Brighton • Robert Britton peeled around the final corner of the Tour of Utah’s 5.5-mile uphill time trial on Wednesday and sucked in as much oxygen as he could for the final push to the ski resort at the top of Big Cottonwood Canyon.

The Canadian, from Regina, Saskatchewan, streaked to the finish line in a time 18:29 to win Stage 3 and claim the yellow jersey — which he took from Rally Cycling teammate Sepp Kuss, who finished Stage 3 in a time of 19:33 — good for 17th place.

The individual time trial stage is typically regarded as a harbinger of what’s to come in the seven-day Tour of Utah. By winning both the race and the yellow jersey, Britton is confident about where he and his team stand heading into the last four stages. Simply, they like their chances.

“Absolutely,” said Britton. “This has been my objective pretty much since [the Tour of] California, one of the main objectives for the year… usually when I really focus on something I am able to see it through. With today’s ride I think we are right where we want to be.”

Tour of Utah results

Wednesday’s Stage 3

1. Robert Britton, Canada, 18:29

2. Serghei Tvetcov, Romania, 18:42

3. Gavin Mannion, USA, 18:55

4. Joseph Rosskopf, USA, 18:55

5. Giulio Ciccone, Italy, 18:59

Overall

1. Robert Britton, USA, 8:53:32

2. Gavin Mannion, USA, 8:53:58

3. Serghei Tvetcov, Romania, 8:54:00

4. Kyle Murphy, USA, 8:54:06

5. Neilson Powless, USA, 8:54:10

Thursday’s Stage 4

South Jordan-West Desert, 125 miles, 4,000 feet elevation gain.

United Healthcare’s Gavin Mannion sits in second place in overall standings, trailing Britton by 13 seconds. Next is Romanian Serghei Tvetcov, riding for Jelly Belly.

Tvetcov finished Stage 3 in second place while Mannion finished in third.

Climbing the steady incline of Big Cottonwood Canyon — which added one more challenge to an already difficult stage — all three cyclists knew that the key was pace.

Britton chose a quick pace, but still trailed Tvetcov by a second at the halfway point. Although Britton can’t pinpoint the moment he made up the time, he knew the last 1.2 miles were crucial.

“I knew I was second fastest but I didn’t know how close I was,” he said. “That last [half mile], I had to dig really deep because once you get over that last crest you don’t have a lot of space to gain time but you have potential to lose time. That last [1.2] miles I just held on and had to dig as deep as I could and I really started to watch the power meter.”
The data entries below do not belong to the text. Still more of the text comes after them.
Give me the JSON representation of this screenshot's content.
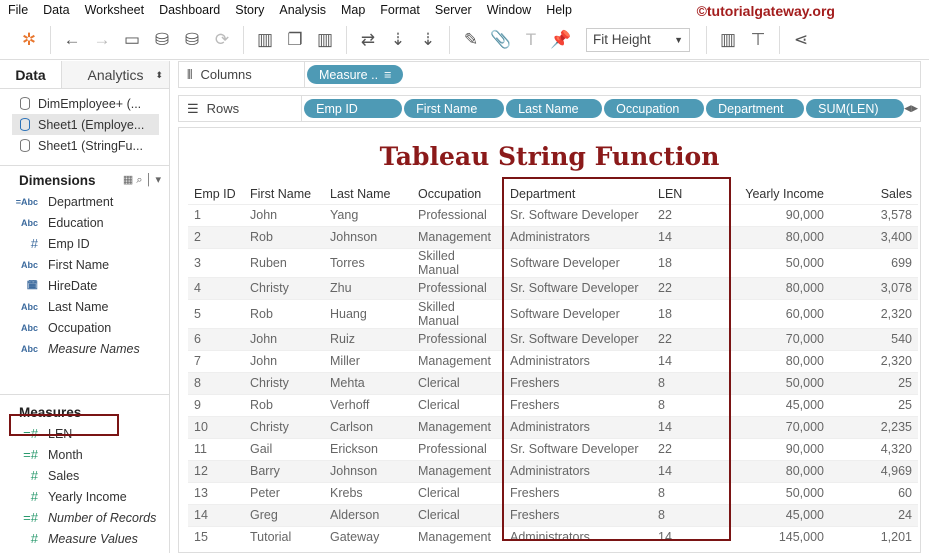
{
  "menu": [
    "File",
    "Data",
    "Worksheet",
    "Dashboard",
    "Story",
    "Analysis",
    "Map",
    "Format",
    "Server",
    "Window",
    "Help"
  ],
  "brand": "©tutorialgateway.org",
  "toolbar": {
    "fit": "Fit Height"
  },
  "left": {
    "tabs": [
      "Data",
      "Analytics"
    ],
    "sources": [
      "DimEmployee+ (...",
      "Sheet1 (Employe...",
      "Sheet1 (StringFu..."
    ],
    "dimensions_title": "Dimensions",
    "dimensions": [
      {
        "icon": "=Abc",
        "label": "Department"
      },
      {
        "icon": "Abc",
        "label": "Education"
      },
      {
        "icon": "#",
        "label": "Emp ID"
      },
      {
        "icon": "date",
        "label": "First Name"
      },
      {
        "icon": "date",
        "label": "HireDate"
      },
      {
        "icon": "Abc",
        "label": "Last Name"
      },
      {
        "icon": "Abc",
        "label": "Occupation"
      },
      {
        "icon": "Abc",
        "label": "Measure Names"
      }
    ],
    "measures_title": "Measures",
    "measures": [
      {
        "icon": "=#",
        "label": "LEN"
      },
      {
        "icon": "=#",
        "label": "Month"
      },
      {
        "icon": "#",
        "label": "Sales"
      },
      {
        "icon": "#",
        "label": "Yearly Income"
      },
      {
        "icon": "=#",
        "label": "Number of Records"
      },
      {
        "icon": "#",
        "label": "Measure Values"
      }
    ]
  },
  "shelves": {
    "columns_label": "Columns",
    "columns": [
      "Measure .."
    ],
    "rows_label": "Rows",
    "rows": [
      "Emp ID",
      "First Name",
      "Last Name",
      "Occupation",
      "Department",
      "SUM(LEN)"
    ]
  },
  "view": {
    "title": "Tableau String Function",
    "headers": [
      "Emp ID",
      "First Name",
      "Last Name",
      "Occupation",
      "Department",
      "LEN",
      "Yearly Income",
      "Sales"
    ],
    "rows": [
      [
        "1",
        "John",
        "Yang",
        "Professional",
        "Sr. Software Developer",
        "22",
        "90,000",
        "3,578"
      ],
      [
        "2",
        "Rob",
        "Johnson",
        "Management",
        "Administrators",
        "14",
        "80,000",
        "3,400"
      ],
      [
        "3",
        "Ruben",
        "Torres",
        "Skilled Manual",
        "Software Developer",
        "18",
        "50,000",
        "699"
      ],
      [
        "4",
        "Christy",
        "Zhu",
        "Professional",
        "Sr. Software Developer",
        "22",
        "80,000",
        "3,078"
      ],
      [
        "5",
        "Rob",
        "Huang",
        "Skilled Manual",
        "Software Developer",
        "18",
        "60,000",
        "2,320"
      ],
      [
        "6",
        "John",
        "Ruiz",
        "Professional",
        "Sr. Software Developer",
        "22",
        "70,000",
        "540"
      ],
      [
        "7",
        "John",
        "Miller",
        "Management",
        "Administrators",
        "14",
        "80,000",
        "2,320"
      ],
      [
        "8",
        "Christy",
        "Mehta",
        "Clerical",
        "Freshers",
        "8",
        "50,000",
        "25"
      ],
      [
        "9",
        "Rob",
        "Verhoff",
        "Clerical",
        "Freshers",
        "8",
        "45,000",
        "25"
      ],
      [
        "10",
        "Christy",
        "Carlson",
        "Management",
        "Administrators",
        "14",
        "70,000",
        "2,235"
      ],
      [
        "11",
        "Gail",
        "Erickson",
        "Professional",
        "Sr. Software Developer",
        "22",
        "90,000",
        "4,320"
      ],
      [
        "12",
        "Barry",
        "Johnson",
        "Management",
        "Administrators",
        "14",
        "80,000",
        "4,969"
      ],
      [
        "13",
        "Peter",
        "Krebs",
        "Clerical",
        "Freshers",
        "8",
        "50,000",
        "60"
      ],
      [
        "14",
        "Greg",
        "Alderson",
        "Clerical",
        "Freshers",
        "8",
        "45,000",
        "24"
      ],
      [
        "15",
        "Tutorial",
        "Gateway",
        "Management",
        "Administrators",
        "14",
        "145,000",
        "1,201"
      ]
    ]
  }
}
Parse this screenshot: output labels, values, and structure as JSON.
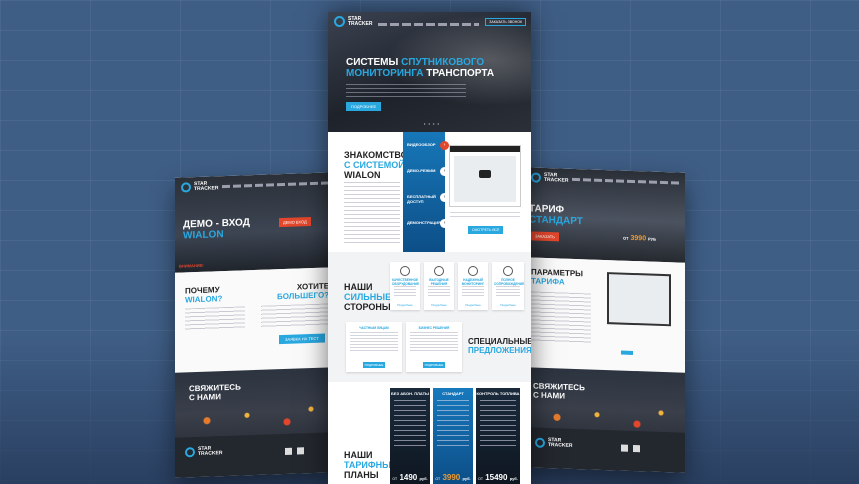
{
  "brand": {
    "name_line1": "STAR",
    "name_line2": "TRACKER",
    "accent": "#29a8e0",
    "alert": "#e2462b",
    "background": "#3f5e86"
  },
  "left_page": {
    "hero_title_line1": "ДЕМО - ВХОД",
    "hero_title_line2": "WIALON",
    "hero_button": "ДЕМО ВХОД",
    "hero_red_text": "ВНИМАНИЕ!",
    "why_title_line1": "ПОЧЕМУ",
    "why_title_line2": "WIALON?",
    "want_title_line1": "ХОТИТЕ",
    "want_title_line2": "БОЛЬШЕГО?",
    "want_button": "ЗАЯВКА НА ТЕСТ",
    "contact_title_line1": "СВЯЖИТЕСЬ",
    "contact_title_line2": "С НАМИ"
  },
  "right_page": {
    "hero_title_line1": "ТАРИФ",
    "hero_title_line2": "СТАНДАРТ",
    "hero_button": "ЗАКАЗАТЬ",
    "price_prefix": "ОТ",
    "price_value": "3990",
    "price_currency": "РУБ",
    "params_title_line1": "ПАРАМЕТРЫ",
    "params_title_line2": "ТАРИФА",
    "contact_title_line1": "СВЯЖИТЕСЬ",
    "contact_title_line2": "С НАМИ"
  },
  "center_page": {
    "header": {
      "call_button": "ЗАКАЗАТЬ ЗВОНОК"
    },
    "hero": {
      "title_line1_white": "СИСТЕМЫ",
      "title_line1_blue": "СПУТНИКОВОГО",
      "title_line2_blue": "МОНИТОРИНГА",
      "title_line2_white": "ТРАНСПОРТА",
      "button": "ПОДРОБНЕЕ",
      "dots": "• • • •"
    },
    "intro": {
      "title_line1": "ЗНАКОМСТВО",
      "title_line2": "С СИСТЕМОЙ",
      "title_line3": "WIALON",
      "tabs": [
        "ВИДЕООБЗОР",
        "ДЕМО-РЕЖИМ",
        "БЕСПЛАТНЫЙ ДОСТУП",
        "ДЕМОНСТРАЦИЯ"
      ],
      "video_button": "СМОТРЕТЬ ВСЁ"
    },
    "strengths": {
      "title_line1": "НАШИ",
      "title_line2": "СИЛЬНЫЕ",
      "title_line3": "СТОРОНЫ",
      "cards": [
        {
          "title": "КАЧЕСТВЕННОЕ ОБОРУДОВАНИЕ",
          "link": "Подробнее"
        },
        {
          "title": "ВЫГОДНЫЕ РЕШЕНИЯ",
          "link": "Подробнее"
        },
        {
          "title": "НАДЕЖНЫЙ МОНИТОРИНГ",
          "link": "Подробнее"
        },
        {
          "title": "ПОЛНОЕ СОПРОВОЖДЕНИЕ",
          "link": "Подробнее"
        }
      ],
      "offers": [
        {
          "title": "ЧАСТНЫМ ЛИЦАМ",
          "button": "ПОДРОБНЕЕ"
        },
        {
          "title": "БИЗНЕС РЕШЕНИЯ",
          "button": "ПОДРОБНЕЕ"
        }
      ],
      "special_line1": "СПЕЦИАЛЬНЫЕ",
      "special_line2": "ПРЕДЛОЖЕНИЯ"
    },
    "tariffs": {
      "title_line1": "НАШИ",
      "title_line2": "ТАРИФНЫЕ",
      "title_line3": "ПЛАНЫ",
      "plans": [
        {
          "name": "БЕЗ АБОН. ПЛАТЫ",
          "from": "ОТ",
          "price": "1490",
          "currency": "руб."
        },
        {
          "name": "СТАНДАРТ",
          "from": "ОТ",
          "price": "3990",
          "currency": "руб."
        },
        {
          "name": "КОНТРОЛЬ ТОПЛИВА",
          "from": "ОТ",
          "price": "15490",
          "currency": "руб."
        }
      ]
    }
  }
}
The cyclists were not permitted to use special time trial bikes that feature higher gearing and more aerodynamic wheels, tubing frames and weight, but because of the nature of this course, they did not mind.

“Having it be rode bikes only made it a lot easier,” said Britton. “I came in and peered at the course and the set up I had today is what I would have used regardless of if we were allowed clip-ons or time trial bikes. You’re going uphill the entire time…you’re only going fast for two minutes.”

Thursday’s Stage 4 in South Jordan will be nothing but speed, with two sprints in the 124 mile ride and no climbs. The start time is set for 8:55 a.m.

kandrews@sltrib.com

Twitter: @kendra__andrews